§ **Provided material**:
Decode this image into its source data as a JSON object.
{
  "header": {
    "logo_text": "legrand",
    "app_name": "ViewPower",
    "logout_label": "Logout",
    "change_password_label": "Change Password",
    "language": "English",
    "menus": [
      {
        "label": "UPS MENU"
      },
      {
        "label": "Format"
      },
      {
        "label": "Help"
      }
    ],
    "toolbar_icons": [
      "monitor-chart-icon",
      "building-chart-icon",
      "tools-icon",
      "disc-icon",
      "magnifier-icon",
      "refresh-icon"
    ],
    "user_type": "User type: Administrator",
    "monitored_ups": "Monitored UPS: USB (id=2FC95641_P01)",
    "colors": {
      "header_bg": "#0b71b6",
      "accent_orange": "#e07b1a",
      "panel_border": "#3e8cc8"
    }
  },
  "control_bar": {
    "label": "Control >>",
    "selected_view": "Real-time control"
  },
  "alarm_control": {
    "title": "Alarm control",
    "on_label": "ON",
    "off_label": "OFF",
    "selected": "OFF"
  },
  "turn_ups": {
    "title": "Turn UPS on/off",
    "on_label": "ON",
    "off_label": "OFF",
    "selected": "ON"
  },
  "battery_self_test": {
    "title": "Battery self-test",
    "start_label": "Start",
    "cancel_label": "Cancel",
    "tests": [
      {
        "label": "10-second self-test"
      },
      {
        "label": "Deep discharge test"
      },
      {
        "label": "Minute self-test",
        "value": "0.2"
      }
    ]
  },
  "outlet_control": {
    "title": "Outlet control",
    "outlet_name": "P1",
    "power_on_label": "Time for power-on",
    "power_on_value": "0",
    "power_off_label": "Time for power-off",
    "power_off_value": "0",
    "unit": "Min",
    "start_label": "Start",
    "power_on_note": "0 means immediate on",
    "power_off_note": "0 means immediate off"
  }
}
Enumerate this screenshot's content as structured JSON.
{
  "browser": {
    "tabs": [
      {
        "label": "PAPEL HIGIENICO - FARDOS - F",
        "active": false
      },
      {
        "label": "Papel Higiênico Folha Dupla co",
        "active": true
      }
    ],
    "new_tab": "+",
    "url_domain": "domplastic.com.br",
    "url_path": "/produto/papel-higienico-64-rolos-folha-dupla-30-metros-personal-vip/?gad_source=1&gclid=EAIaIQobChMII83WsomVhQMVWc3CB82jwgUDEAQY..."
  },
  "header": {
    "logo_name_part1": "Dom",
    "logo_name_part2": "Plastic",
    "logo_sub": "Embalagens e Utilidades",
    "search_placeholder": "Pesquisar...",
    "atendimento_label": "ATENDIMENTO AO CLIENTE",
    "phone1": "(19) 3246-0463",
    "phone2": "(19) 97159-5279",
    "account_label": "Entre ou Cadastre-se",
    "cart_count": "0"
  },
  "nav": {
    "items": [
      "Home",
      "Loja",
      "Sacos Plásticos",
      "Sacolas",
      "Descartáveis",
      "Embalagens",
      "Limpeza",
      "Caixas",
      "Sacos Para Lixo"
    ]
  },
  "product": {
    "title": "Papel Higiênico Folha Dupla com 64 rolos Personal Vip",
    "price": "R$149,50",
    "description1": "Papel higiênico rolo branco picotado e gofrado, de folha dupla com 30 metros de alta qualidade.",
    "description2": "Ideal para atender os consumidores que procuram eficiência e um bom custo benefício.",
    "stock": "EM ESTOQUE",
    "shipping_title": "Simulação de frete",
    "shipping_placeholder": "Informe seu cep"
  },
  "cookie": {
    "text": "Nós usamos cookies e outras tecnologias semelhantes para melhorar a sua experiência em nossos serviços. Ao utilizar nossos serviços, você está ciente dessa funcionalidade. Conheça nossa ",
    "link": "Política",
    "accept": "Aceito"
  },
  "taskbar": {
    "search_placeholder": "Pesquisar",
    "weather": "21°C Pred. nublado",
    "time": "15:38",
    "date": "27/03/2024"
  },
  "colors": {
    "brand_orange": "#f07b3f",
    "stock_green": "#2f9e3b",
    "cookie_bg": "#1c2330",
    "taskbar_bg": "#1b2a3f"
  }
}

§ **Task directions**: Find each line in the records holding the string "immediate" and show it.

§ **Exercise output**:
    "power_on_note": "0 means immediate on",
    "power_off_note": "0 means immediate off"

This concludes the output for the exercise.